== Assignment ==
Omit the images, then output each of the records below exactly.

BEGIN Given records

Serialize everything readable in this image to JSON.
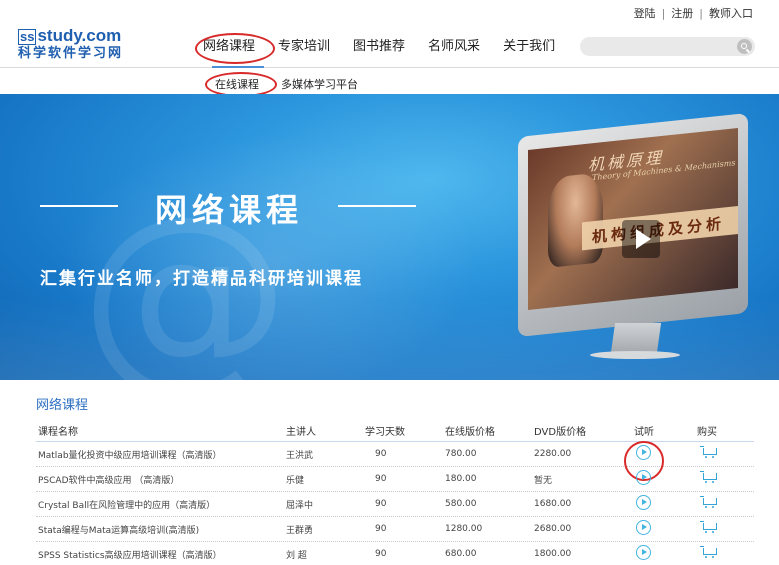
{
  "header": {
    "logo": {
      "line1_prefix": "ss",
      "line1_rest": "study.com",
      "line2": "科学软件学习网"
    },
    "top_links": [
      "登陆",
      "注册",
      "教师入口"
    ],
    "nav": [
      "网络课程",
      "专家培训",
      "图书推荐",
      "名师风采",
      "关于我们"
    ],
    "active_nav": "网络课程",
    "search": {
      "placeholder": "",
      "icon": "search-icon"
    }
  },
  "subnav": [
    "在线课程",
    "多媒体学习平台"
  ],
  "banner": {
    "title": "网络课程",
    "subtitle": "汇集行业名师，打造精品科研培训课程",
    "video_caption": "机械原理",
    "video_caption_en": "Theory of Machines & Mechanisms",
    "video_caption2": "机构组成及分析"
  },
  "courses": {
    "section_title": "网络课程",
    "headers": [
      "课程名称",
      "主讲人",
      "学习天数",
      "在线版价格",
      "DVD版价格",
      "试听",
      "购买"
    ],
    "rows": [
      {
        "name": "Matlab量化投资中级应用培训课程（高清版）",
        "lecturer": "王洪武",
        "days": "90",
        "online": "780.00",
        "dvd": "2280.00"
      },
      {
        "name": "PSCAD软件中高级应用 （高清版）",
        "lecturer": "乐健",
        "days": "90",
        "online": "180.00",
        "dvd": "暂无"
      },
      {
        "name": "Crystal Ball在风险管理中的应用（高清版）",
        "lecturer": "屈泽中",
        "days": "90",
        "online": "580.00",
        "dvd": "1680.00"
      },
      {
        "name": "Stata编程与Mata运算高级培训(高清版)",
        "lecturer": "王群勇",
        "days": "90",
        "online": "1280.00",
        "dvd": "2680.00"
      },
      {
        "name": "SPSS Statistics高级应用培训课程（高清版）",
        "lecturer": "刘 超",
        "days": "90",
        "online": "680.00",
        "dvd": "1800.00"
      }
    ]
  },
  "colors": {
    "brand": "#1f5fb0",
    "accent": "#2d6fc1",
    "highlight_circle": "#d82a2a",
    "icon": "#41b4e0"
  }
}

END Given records

== Exercise result ==
Serialize everything readable in this image to JSON.
{
  "header": {
    "logo": {
      "line1_prefix": "ss",
      "line1_rest": "study.com",
      "line2": "科学软件学习网"
    },
    "top_links": [
      "登陆",
      "注册",
      "教师入口"
    ],
    "nav": [
      "网络课程",
      "专家培训",
      "图书推荐",
      "名师风采",
      "关于我们"
    ],
    "active_nav": "网络课程",
    "search": {
      "placeholder": "",
      "icon": "search-icon"
    }
  },
  "subnav": [
    "在线课程",
    "多媒体学习平台"
  ],
  "banner": {
    "title": "网络课程",
    "subtitle": "汇集行业名师，打造精品科研培训课程",
    "video_caption": "机械原理",
    "video_caption_en": "Theory of Machines & Mechanisms",
    "video_caption2": "机构组成及分析"
  },
  "courses": {
    "section_title": "网络课程",
    "headers": [
      "课程名称",
      "主讲人",
      "学习天数",
      "在线版价格",
      "DVD版价格",
      "试听",
      "购买"
    ],
    "rows": [
      {
        "name": "Matlab量化投资中级应用培训课程（高清版）",
        "lecturer": "王洪武",
        "days": "90",
        "online": "780.00",
        "dvd": "2280.00"
      },
      {
        "name": "PSCAD软件中高级应用 （高清版）",
        "lecturer": "乐健",
        "days": "90",
        "online": "180.00",
        "dvd": "暂无"
      },
      {
        "name": "Crystal Ball在风险管理中的应用（高清版）",
        "lecturer": "屈泽中",
        "days": "90",
        "online": "580.00",
        "dvd": "1680.00"
      },
      {
        "name": "Stata编程与Mata运算高级培训(高清版)",
        "lecturer": "王群勇",
        "days": "90",
        "online": "1280.00",
        "dvd": "2680.00"
      },
      {
        "name": "SPSS Statistics高级应用培训课程（高清版）",
        "lecturer": "刘 超",
        "days": "90",
        "online": "680.00",
        "dvd": "1800.00"
      }
    ]
  },
  "colors": {
    "brand": "#1f5fb0",
    "accent": "#2d6fc1",
    "highlight_circle": "#d82a2a",
    "icon": "#41b4e0"
  }
}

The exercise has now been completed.